▸ **Requirement**: Would you give the entries again word for word, with no pictures in the copy?

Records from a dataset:
┄┄┄┄┄┄
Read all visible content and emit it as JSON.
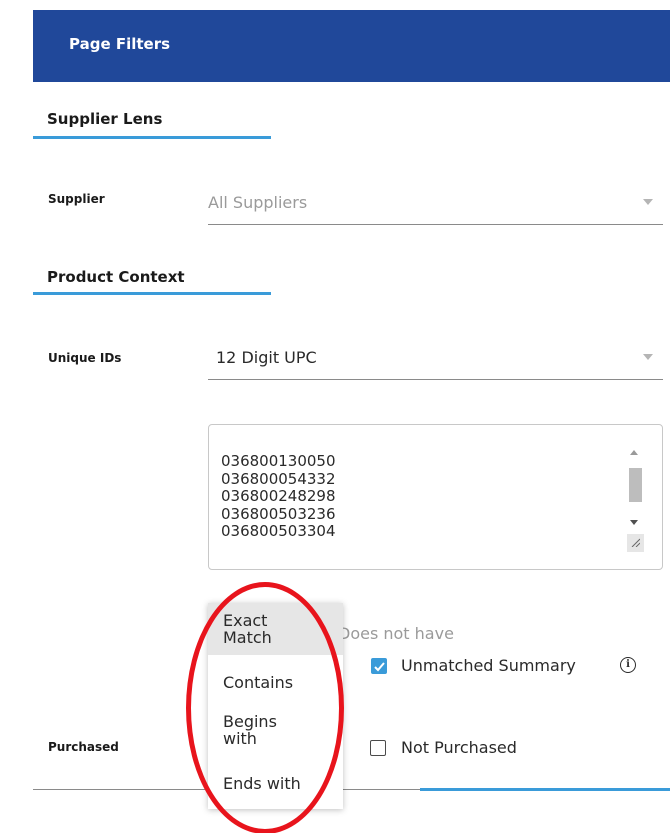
{
  "header": {
    "title": "Page Filters"
  },
  "sections": {
    "supplier_lens": "Supplier Lens",
    "product_context": "Product Context"
  },
  "supplier": {
    "label": "Supplier",
    "value": "All Suppliers"
  },
  "unique_ids": {
    "label": "Unique IDs",
    "value": "12 Digit UPC",
    "codes": [
      "036800130050",
      "036800054332",
      "036800248298",
      "036800503236",
      "036800503304"
    ]
  },
  "match_menu": {
    "items": [
      "Exact Match",
      "Contains",
      "Begins with",
      "Ends with"
    ],
    "selected": "Exact Match"
  },
  "does_not_have": "Does not have",
  "unmatched_summary": {
    "label": "Unmatched Summary",
    "checked": true
  },
  "purchased": {
    "label": "Purchased"
  },
  "not_purchased": {
    "label": "Not Purchased",
    "checked": false
  },
  "colors": {
    "header_bg": "#20489a",
    "accent": "#3a9bd9",
    "annotation": "#e8141c"
  },
  "icons": {
    "caret": "chevron-down-icon",
    "info": "info-icon",
    "check": "check-icon",
    "resize": "resize-grip-icon"
  }
}
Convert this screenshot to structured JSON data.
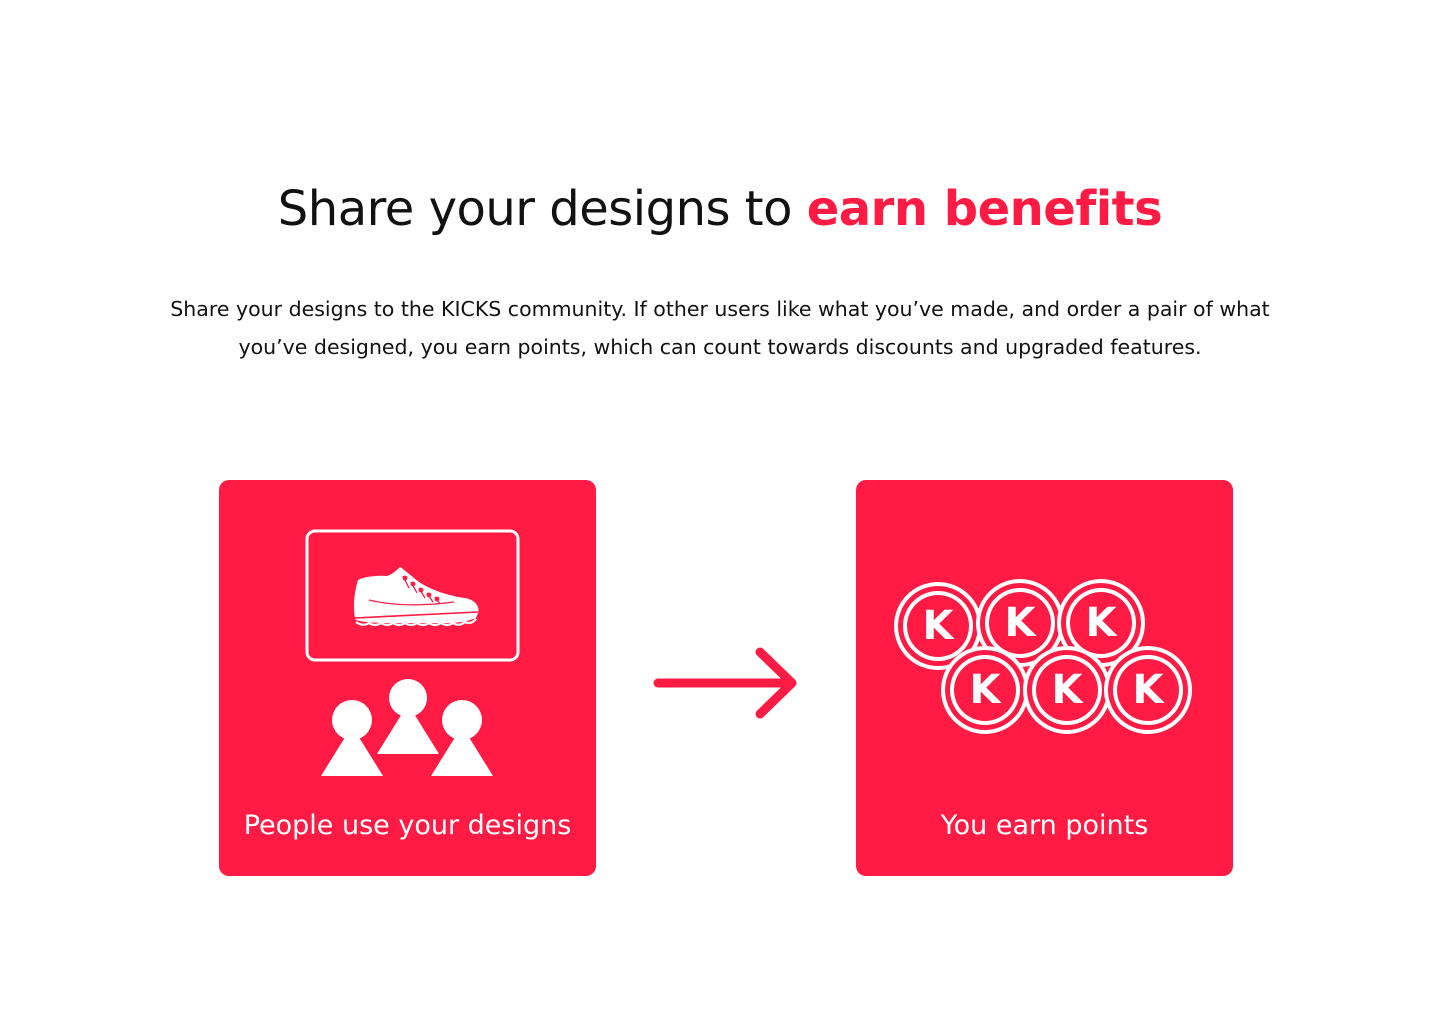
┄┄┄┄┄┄
▸ **Task answer**:
Read all visible content and emit it as JSON.
{
  "header": {
    "title": "Page Filters"
  },
  "sections": {
    "supplier_lens": "Supplier Lens",
    "product_context": "Product Context"
  },
  "supplier": {
    "label": "Supplier",
    "value": "All Suppliers"
  },
  "unique_ids": {
    "label": "Unique IDs",
    "value": "12 Digit UPC",
    "codes": [
      "036800130050",
      "036800054332",
      "036800248298",
      "036800503236",
      "036800503304"
    ]
  },
  "match_menu": {
    "items": [
      "Exact Match",
      "Contains",
      "Begins with",
      "Ends with"
    ],
    "selected": "Exact Match"
  },
  "does_not_have": "Does not have",
  "unmatched_summary": {
    "label": "Unmatched Summary",
    "checked": true
  },
  "purchased": {
    "label": "Purchased"
  },
  "not_purchased": {
    "label": "Not Purchased",
    "checked": false
  },
  "colors": {
    "header_bg": "#20489a",
    "accent": "#3a9bd9",
    "annotation": "#e8141c"
  },
  "icons": {
    "caret": "chevron-down-icon",
    "info": "info-icon",
    "check": "check-icon",
    "resize": "resize-grip-icon"
  }
}
Convert this screenshot to structured JSON data.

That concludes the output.